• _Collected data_
★ ★ ★

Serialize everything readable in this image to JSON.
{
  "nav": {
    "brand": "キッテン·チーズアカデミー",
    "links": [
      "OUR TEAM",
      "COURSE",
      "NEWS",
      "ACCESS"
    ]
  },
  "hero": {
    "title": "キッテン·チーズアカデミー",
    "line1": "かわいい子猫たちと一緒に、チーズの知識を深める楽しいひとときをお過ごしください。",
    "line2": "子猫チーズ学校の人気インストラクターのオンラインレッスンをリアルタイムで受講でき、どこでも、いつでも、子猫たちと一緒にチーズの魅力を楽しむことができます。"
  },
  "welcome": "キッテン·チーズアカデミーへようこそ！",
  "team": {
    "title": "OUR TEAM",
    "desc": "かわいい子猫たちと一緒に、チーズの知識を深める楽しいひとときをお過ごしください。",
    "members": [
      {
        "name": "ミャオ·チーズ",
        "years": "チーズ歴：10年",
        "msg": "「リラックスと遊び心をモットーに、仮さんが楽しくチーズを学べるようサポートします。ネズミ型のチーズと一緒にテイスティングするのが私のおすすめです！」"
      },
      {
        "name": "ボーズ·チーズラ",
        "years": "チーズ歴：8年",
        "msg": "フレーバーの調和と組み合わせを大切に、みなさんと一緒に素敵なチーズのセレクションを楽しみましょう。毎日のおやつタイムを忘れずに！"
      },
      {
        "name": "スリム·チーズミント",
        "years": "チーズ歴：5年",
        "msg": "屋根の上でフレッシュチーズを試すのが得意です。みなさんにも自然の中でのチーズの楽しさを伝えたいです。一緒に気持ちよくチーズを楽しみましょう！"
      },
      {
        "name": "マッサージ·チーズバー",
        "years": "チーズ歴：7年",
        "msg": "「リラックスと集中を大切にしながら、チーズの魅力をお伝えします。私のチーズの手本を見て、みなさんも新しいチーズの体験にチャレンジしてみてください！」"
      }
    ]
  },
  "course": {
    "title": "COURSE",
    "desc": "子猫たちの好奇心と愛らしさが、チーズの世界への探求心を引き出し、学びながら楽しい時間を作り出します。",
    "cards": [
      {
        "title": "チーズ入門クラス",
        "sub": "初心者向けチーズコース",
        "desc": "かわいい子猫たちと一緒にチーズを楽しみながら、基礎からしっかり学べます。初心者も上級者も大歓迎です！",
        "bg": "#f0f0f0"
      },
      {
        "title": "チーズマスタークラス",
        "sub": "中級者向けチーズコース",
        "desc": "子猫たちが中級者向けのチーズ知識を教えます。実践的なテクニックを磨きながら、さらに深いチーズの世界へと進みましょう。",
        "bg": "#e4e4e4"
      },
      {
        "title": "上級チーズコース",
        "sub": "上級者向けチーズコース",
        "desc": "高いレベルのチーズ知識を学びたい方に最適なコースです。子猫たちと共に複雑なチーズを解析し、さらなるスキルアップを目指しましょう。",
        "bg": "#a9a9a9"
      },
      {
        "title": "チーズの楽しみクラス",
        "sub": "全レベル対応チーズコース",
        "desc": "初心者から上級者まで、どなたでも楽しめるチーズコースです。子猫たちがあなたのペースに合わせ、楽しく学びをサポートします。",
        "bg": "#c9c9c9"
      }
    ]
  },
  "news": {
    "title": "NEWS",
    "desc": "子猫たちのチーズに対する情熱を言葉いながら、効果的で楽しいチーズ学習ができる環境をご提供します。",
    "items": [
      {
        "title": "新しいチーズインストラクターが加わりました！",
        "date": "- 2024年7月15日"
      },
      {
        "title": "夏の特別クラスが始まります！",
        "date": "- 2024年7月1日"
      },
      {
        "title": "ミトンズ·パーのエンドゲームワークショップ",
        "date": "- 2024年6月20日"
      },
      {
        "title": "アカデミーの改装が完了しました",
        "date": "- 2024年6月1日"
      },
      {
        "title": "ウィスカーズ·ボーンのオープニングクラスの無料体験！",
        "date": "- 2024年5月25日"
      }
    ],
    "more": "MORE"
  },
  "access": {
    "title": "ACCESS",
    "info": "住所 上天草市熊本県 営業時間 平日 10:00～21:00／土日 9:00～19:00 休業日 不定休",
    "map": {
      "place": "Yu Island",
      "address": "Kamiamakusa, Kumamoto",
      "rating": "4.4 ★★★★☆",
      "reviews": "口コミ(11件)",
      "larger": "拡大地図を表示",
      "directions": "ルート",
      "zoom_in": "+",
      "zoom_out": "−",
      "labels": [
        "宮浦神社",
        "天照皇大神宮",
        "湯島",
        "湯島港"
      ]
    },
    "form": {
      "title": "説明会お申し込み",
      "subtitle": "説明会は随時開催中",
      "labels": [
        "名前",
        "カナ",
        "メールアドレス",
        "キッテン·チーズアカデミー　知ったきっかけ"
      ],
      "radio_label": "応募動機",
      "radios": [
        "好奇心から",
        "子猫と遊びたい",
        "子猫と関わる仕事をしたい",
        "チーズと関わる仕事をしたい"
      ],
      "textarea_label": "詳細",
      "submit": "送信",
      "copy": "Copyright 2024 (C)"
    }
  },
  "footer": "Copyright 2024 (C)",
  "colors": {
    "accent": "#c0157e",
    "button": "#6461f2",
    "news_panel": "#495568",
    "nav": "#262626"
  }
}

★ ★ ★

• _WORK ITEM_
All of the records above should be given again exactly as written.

• _EXERCISE OUTPUT_
Serialize everything readable in this image to JSON.
{
  "nav": {
    "brand": "キッテン·チーズアカデミー",
    "links": [
      "OUR TEAM",
      "COURSE",
      "NEWS",
      "ACCESS"
    ]
  },
  "hero": {
    "title": "キッテン·チーズアカデミー",
    "line1": "かわいい子猫たちと一緒に、チーズの知識を深める楽しいひとときをお過ごしください。",
    "line2": "子猫チーズ学校の人気インストラクターのオンラインレッスンをリアルタイムで受講でき、どこでも、いつでも、子猫たちと一緒にチーズの魅力を楽しむことができます。"
  },
  "welcome": "キッテン·チーズアカデミーへようこそ！",
  "team": {
    "title": "OUR TEAM",
    "desc": "かわいい子猫たちと一緒に、チーズの知識を深める楽しいひとときをお過ごしください。",
    "members": [
      {
        "name": "ミャオ·チーズ",
        "years": "チーズ歴：10年",
        "msg": "「リラックスと遊び心をモットーに、仮さんが楽しくチーズを学べるようサポートします。ネズミ型のチーズと一緒にテイスティングするのが私のおすすめです！」"
      },
      {
        "name": "ボーズ·チーズラ",
        "years": "チーズ歴：8年",
        "msg": "フレーバーの調和と組み合わせを大切に、みなさんと一緒に素敵なチーズのセレクションを楽しみましょう。毎日のおやつタイムを忘れずに！"
      },
      {
        "name": "スリム·チーズミント",
        "years": "チーズ歴：5年",
        "msg": "屋根の上でフレッシュチーズを試すのが得意です。みなさんにも自然の中でのチーズの楽しさを伝えたいです。一緒に気持ちよくチーズを楽しみましょう！"
      },
      {
        "name": "マッサージ·チーズバー",
        "years": "チーズ歴：7年",
        "msg": "「リラックスと集中を大切にしながら、チーズの魅力をお伝えします。私のチーズの手本を見て、みなさんも新しいチーズの体験にチャレンジしてみてください！」"
      }
    ]
  },
  "course": {
    "title": "COURSE",
    "desc": "子猫たちの好奇心と愛らしさが、チーズの世界への探求心を引き出し、学びながら楽しい時間を作り出します。",
    "cards": [
      {
        "title": "チーズ入門クラス",
        "sub": "初心者向けチーズコース",
        "desc": "かわいい子猫たちと一緒にチーズを楽しみながら、基礎からしっかり学べます。初心者も上級者も大歓迎です！",
        "bg": "#f0f0f0"
      },
      {
        "title": "チーズマスタークラス",
        "sub": "中級者向けチーズコース",
        "desc": "子猫たちが中級者向けのチーズ知識を教えます。実践的なテクニックを磨きながら、さらに深いチーズの世界へと進みましょう。",
        "bg": "#e4e4e4"
      },
      {
        "title": "上級チーズコース",
        "sub": "上級者向けチーズコース",
        "desc": "高いレベルのチーズ知識を学びたい方に最適なコースです。子猫たちと共に複雑なチーズを解析し、さらなるスキルアップを目指しましょう。",
        "bg": "#a9a9a9"
      },
      {
        "title": "チーズの楽しみクラス",
        "sub": "全レベル対応チーズコース",
        "desc": "初心者から上級者まで、どなたでも楽しめるチーズコースです。子猫たちがあなたのペースに合わせ、楽しく学びをサポートします。",
        "bg": "#c9c9c9"
      }
    ]
  },
  "news": {
    "title": "NEWS",
    "desc": "子猫たちのチーズに対する情熱を言葉いながら、効果的で楽しいチーズ学習ができる環境をご提供します。",
    "items": [
      {
        "title": "新しいチーズインストラクターが加わりました！",
        "date": "- 2024年7月15日"
      },
      {
        "title": "夏の特別クラスが始まります！",
        "date": "- 2024年7月1日"
      },
      {
        "title": "ミトンズ·パーのエンドゲームワークショップ",
        "date": "- 2024年6月20日"
      },
      {
        "title": "アカデミーの改装が完了しました",
        "date": "- 2024年6月1日"
      },
      {
        "title": "ウィスカーズ·ボーンのオープニングクラスの無料体験！",
        "date": "- 2024年5月25日"
      }
    ],
    "more": "MORE"
  },
  "access": {
    "title": "ACCESS",
    "info": "住所 上天草市熊本県 営業時間 平日 10:00～21:00／土日 9:00～19:00 休業日 不定休",
    "map": {
      "place": "Yu Island",
      "address": "Kamiamakusa, Kumamoto",
      "rating": "4.4 ★★★★☆",
      "reviews": "口コミ(11件)",
      "larger": "拡大地図を表示",
      "directions": "ルート",
      "zoom_in": "+",
      "zoom_out": "−",
      "labels": [
        "宮浦神社",
        "天照皇大神宮",
        "湯島",
        "湯島港"
      ]
    },
    "form": {
      "title": "説明会お申し込み",
      "subtitle": "説明会は随時開催中",
      "labels": [
        "名前",
        "カナ",
        "メールアドレス",
        "キッテン·チーズアカデミー　知ったきっかけ"
      ],
      "radio_label": "応募動機",
      "radios": [
        "好奇心から",
        "子猫と遊びたい",
        "子猫と関わる仕事をしたい",
        "チーズと関わる仕事をしたい"
      ],
      "textarea_label": "詳細",
      "submit": "送信",
      "copy": "Copyright 2024 (C)"
    }
  },
  "footer": "Copyright 2024 (C)",
  "colors": {
    "accent": "#c0157e",
    "button": "#6461f2",
    "news_panel": "#495568",
    "nav": "#262626"
  }
}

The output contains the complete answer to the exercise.